As seen earlier, intrinsic motivation is a major factor in educational success, and although some students may be naturally more inclined to have one type of motivation or the other, teachers can have a big role in increasing intrinsic motivation in all their students. Vanderbilt’s Center for Teaching suggests that intrinsic motivation is facilitated by two factors: interest and control. That is, the material has to hold the students’ interest and the students must feel that they can exert control over the learning process.
To increase interest, teachers should display passion about the subject matter themselves; dry presentations can discourage even the most motivated of students and compelling ones can draw in even the most apathetic.

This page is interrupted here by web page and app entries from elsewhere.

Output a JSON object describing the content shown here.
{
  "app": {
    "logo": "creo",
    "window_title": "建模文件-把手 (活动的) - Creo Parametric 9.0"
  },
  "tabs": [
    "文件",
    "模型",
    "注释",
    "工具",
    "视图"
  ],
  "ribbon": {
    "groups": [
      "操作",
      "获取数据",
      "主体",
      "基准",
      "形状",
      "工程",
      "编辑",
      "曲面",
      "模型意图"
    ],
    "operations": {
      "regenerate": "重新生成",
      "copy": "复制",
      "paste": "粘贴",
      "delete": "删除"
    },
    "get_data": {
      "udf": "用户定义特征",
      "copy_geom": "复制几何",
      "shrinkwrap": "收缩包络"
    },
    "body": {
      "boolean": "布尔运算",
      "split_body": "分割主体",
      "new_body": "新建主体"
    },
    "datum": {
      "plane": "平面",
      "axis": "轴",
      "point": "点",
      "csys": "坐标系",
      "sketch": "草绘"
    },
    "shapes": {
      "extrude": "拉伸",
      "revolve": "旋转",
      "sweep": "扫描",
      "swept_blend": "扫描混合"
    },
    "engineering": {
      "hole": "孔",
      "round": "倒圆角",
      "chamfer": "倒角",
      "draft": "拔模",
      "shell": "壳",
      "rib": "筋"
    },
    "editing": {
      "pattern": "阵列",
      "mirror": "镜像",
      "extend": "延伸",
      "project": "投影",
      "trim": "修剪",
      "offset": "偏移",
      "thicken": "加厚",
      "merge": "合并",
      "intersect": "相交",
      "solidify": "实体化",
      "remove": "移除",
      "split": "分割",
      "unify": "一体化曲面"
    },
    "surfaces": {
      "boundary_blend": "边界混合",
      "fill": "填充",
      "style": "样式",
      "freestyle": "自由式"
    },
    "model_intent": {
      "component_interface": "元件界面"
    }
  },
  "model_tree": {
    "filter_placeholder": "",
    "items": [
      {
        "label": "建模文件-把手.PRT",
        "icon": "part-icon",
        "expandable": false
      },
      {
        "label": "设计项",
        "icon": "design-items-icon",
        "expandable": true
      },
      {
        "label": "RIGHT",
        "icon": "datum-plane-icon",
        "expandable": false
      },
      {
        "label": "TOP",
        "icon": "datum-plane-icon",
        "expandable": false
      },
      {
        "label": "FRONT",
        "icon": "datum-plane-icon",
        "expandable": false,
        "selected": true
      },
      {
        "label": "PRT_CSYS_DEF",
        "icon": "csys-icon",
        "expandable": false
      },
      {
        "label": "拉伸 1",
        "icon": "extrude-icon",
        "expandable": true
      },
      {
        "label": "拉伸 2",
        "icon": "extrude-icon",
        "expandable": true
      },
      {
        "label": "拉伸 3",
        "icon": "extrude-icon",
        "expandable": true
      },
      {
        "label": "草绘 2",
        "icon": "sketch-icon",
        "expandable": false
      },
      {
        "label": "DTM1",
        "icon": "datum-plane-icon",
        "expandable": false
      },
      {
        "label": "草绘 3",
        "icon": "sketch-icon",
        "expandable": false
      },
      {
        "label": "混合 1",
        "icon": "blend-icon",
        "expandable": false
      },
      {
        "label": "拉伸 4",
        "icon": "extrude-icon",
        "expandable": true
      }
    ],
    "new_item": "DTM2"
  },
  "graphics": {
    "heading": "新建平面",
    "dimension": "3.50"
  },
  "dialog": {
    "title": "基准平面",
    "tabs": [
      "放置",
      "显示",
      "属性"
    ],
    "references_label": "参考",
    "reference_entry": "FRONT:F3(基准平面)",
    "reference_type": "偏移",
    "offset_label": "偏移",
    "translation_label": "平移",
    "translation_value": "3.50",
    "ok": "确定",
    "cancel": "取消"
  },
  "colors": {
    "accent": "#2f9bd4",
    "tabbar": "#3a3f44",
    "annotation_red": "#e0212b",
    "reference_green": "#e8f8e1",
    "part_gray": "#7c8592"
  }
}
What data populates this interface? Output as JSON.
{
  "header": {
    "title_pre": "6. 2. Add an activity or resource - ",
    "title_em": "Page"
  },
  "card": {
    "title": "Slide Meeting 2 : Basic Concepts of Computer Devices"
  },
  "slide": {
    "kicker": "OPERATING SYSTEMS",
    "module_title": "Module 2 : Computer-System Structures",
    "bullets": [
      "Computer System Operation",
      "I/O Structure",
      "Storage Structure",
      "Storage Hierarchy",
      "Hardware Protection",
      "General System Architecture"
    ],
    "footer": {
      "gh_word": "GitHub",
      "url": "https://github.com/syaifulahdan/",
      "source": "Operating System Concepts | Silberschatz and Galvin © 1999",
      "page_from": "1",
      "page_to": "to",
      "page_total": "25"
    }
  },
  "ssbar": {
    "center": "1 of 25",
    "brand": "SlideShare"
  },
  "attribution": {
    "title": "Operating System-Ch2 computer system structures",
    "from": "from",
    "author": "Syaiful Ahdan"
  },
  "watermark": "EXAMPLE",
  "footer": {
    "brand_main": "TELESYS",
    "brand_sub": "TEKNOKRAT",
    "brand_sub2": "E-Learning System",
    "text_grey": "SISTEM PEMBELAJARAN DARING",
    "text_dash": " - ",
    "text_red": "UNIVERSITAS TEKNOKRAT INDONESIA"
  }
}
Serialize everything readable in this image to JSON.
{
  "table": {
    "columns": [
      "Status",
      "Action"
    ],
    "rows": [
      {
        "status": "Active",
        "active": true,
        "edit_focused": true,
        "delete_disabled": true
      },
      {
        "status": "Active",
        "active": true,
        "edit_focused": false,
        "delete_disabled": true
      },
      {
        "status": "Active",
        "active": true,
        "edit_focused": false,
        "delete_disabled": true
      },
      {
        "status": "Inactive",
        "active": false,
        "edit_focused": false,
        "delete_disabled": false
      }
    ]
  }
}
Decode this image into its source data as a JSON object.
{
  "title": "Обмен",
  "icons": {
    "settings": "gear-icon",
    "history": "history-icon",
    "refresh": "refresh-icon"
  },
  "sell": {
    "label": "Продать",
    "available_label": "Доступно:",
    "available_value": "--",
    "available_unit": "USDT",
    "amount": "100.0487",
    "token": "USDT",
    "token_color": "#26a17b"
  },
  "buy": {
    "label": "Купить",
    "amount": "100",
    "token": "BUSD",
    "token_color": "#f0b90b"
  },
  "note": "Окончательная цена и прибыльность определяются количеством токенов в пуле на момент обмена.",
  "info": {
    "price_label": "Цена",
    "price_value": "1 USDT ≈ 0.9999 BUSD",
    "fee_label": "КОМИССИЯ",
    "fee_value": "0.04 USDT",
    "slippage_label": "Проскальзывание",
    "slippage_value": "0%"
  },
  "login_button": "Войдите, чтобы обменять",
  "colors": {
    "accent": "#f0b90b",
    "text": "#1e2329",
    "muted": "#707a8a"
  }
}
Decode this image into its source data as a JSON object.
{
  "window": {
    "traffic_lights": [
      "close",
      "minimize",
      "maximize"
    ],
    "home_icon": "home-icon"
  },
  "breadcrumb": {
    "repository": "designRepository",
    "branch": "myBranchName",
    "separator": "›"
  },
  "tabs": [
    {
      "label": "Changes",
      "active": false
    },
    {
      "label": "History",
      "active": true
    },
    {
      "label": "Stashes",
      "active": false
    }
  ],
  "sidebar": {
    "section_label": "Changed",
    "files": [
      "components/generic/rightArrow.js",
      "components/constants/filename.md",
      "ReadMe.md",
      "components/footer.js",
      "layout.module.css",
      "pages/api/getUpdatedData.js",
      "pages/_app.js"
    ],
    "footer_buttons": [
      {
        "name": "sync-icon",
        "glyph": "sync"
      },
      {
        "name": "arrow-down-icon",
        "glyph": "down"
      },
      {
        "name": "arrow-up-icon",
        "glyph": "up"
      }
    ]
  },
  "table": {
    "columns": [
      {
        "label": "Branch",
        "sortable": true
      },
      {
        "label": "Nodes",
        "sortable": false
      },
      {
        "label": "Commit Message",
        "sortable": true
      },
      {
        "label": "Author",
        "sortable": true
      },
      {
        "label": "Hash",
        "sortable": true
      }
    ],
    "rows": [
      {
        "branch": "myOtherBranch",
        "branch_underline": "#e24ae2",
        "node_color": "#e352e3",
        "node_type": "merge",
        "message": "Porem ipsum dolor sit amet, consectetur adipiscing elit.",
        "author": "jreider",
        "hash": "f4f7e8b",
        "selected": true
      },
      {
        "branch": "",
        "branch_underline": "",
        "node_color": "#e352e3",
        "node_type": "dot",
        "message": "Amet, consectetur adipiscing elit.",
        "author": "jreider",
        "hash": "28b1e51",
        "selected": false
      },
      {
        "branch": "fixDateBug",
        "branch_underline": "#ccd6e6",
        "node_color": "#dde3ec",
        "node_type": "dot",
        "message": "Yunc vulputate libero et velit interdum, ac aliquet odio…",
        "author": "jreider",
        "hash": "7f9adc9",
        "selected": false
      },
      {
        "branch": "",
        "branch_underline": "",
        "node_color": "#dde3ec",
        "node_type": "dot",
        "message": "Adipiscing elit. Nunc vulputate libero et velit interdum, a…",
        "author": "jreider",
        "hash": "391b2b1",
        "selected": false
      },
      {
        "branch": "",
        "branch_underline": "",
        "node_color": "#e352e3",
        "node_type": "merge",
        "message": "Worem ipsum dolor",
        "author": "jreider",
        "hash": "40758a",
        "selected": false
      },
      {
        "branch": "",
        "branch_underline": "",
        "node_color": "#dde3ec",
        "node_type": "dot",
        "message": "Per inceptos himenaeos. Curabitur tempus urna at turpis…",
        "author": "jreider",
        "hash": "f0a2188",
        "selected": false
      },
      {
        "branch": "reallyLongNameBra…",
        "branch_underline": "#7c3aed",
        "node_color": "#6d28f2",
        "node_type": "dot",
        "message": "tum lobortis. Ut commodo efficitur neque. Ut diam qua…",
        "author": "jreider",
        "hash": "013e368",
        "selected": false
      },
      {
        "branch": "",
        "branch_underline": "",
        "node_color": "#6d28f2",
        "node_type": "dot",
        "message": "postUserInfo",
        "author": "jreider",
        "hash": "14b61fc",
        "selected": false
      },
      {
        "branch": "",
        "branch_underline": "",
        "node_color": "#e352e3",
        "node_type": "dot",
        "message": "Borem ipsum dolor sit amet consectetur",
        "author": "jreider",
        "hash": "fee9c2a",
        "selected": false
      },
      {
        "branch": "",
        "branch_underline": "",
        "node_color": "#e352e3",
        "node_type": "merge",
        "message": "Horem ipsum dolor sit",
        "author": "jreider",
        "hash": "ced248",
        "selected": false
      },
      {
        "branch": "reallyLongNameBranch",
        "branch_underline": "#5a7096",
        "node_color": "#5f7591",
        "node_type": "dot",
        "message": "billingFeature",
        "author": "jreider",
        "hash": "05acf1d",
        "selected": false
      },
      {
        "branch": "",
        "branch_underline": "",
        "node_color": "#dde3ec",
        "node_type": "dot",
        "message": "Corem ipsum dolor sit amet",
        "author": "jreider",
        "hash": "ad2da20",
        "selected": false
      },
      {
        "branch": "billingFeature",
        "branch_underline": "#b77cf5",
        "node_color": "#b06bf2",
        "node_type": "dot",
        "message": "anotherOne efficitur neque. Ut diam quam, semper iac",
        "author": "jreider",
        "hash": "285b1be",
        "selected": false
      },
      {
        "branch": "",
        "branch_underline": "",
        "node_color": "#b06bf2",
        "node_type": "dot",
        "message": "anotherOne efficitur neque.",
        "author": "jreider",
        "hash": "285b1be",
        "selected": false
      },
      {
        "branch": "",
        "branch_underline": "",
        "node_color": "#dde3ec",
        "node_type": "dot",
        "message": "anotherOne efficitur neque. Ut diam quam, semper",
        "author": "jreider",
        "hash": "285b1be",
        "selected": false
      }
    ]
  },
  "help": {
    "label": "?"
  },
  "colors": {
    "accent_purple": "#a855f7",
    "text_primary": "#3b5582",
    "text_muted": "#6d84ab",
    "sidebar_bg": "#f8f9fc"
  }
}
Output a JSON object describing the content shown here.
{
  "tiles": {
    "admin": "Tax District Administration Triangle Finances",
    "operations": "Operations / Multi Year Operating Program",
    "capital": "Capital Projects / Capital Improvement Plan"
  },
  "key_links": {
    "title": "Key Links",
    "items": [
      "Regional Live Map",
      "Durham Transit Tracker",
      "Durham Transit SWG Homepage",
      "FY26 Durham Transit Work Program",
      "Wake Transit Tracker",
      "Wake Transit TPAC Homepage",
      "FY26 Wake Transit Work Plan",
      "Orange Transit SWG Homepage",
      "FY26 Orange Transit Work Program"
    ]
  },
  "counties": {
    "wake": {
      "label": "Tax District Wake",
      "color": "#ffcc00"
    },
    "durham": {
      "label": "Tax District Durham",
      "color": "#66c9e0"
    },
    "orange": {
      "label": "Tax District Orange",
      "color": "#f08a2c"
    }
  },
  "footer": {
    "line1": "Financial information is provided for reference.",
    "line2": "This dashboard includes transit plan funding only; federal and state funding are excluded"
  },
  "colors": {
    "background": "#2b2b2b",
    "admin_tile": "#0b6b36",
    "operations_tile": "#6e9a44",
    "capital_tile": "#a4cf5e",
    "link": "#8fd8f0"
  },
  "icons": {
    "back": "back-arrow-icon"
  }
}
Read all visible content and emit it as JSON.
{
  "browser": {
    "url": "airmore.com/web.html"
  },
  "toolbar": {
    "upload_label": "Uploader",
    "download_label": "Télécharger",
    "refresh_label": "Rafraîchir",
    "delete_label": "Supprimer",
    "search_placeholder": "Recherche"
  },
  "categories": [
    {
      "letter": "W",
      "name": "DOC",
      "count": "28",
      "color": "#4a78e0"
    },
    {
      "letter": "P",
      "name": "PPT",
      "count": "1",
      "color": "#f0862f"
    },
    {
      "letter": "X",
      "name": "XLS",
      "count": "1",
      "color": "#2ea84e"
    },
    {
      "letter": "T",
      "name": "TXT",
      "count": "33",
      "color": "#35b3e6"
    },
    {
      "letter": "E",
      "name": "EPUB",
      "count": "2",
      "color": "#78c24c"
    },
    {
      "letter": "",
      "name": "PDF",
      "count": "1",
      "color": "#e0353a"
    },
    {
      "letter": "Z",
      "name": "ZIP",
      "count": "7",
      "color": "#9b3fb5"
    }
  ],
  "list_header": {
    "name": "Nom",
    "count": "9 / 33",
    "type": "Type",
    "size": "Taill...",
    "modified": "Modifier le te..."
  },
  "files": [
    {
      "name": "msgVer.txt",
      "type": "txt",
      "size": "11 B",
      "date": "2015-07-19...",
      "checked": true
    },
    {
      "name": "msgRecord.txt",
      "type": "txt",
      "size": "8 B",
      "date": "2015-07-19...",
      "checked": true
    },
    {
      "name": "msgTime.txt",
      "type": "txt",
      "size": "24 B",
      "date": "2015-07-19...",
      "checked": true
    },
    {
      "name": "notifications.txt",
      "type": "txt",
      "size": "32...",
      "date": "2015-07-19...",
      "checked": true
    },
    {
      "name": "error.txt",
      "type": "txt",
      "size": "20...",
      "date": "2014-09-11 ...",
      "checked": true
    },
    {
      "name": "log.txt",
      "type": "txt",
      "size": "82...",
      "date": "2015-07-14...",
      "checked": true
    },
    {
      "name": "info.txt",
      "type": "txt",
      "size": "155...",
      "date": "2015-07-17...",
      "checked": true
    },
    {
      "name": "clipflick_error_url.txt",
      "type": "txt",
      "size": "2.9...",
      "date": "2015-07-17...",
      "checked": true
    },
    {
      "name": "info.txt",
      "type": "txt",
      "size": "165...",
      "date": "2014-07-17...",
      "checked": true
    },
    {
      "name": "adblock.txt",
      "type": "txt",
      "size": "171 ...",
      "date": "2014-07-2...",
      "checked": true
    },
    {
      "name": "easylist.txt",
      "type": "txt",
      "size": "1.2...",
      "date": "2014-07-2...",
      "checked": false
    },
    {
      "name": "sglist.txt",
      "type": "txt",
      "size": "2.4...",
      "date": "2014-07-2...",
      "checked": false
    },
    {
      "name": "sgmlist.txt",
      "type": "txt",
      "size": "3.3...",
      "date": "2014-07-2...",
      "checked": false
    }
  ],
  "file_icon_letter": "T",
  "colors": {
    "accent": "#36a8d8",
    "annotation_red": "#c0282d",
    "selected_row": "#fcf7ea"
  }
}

There are a number of different cues that can help teachers express interest; Vanderbilt recommends using cues such as novelty (ex: “This is different than anything we’ve learned so far!”), surprise (“Just wait for the chapter we are going to read tomorrow!”), and challenges (“Who’s ready to be pushed to the next level?”) to increase interest in subject matter. To increase students’ control over their own learning, teachers can also employ student-led teaching activities, help students set their own performance goals, and allow students to choose their own paper and presentation topics.
Naturally, some of the ways to push the emphasis back on learning involve changing the ways we grade and think about grading. Despite the research that calls for grades to be abolished altogether, very few schools exist that do so, and the reasons why grades were developed in the 19th century remain relevant.
One way to keep grading while shifting the emphasis onto learning is to grade based on participation and effort. This system has been shown to increase students’ interest in academic improvement. Some researchers also argue that students will become more self-regulated and self-motivated learners if they have more control over the grading process. For example, you can provide students with clear rubrics that explain the criteria for each assignment and even ask students to use rubrics to assess their own work (here's more on constructing effective rubrics).
In addition, many studies call the validity of grades into question because they are often influenced by teacher biases. Using The Graide Network to implement anonymous grading would solve this problem by removing potential biases such as race, gender, class, and teacher preference. Many researchers also suggest that “the time and energy spent on grading has often been pinpointed as a key barrier to instructors becoming more innovative in their teaching.” The Graide Network helps teachers to hurdle that barrier, as teachers who partner with us have more time to restructure courses, refine pedagogical choices, create engaging lectures, and brainstorm ways to focus student attention on the learning process.
Lastly, research suggests that one of the best ways to improve student success is to provide more descriptive feedback rather than more numerical evaluations. The Graide Network’s future educators are trained to do exactly that; we provide students with actionable, specific, goal-oriented feedback that keeps them focused on learning and encourages them to grow as intellectuals.
Despite the flaws with grading, grades are here to stay. Prestigious colleges expect them for admissions and scholarship opportunities, and employers view grades as a measure of hard work and technical skill. Good grades are even linked to higher lifetime earning potential. All that said, as student stress levels rise and employers prioritize skills and experience over GPA, it is important that grades do not eclipse learning as the end goal of education. By providing our students with high-quality, constructive feedback, we can help them become learners with a passion for knowledge that will serve them all their lives.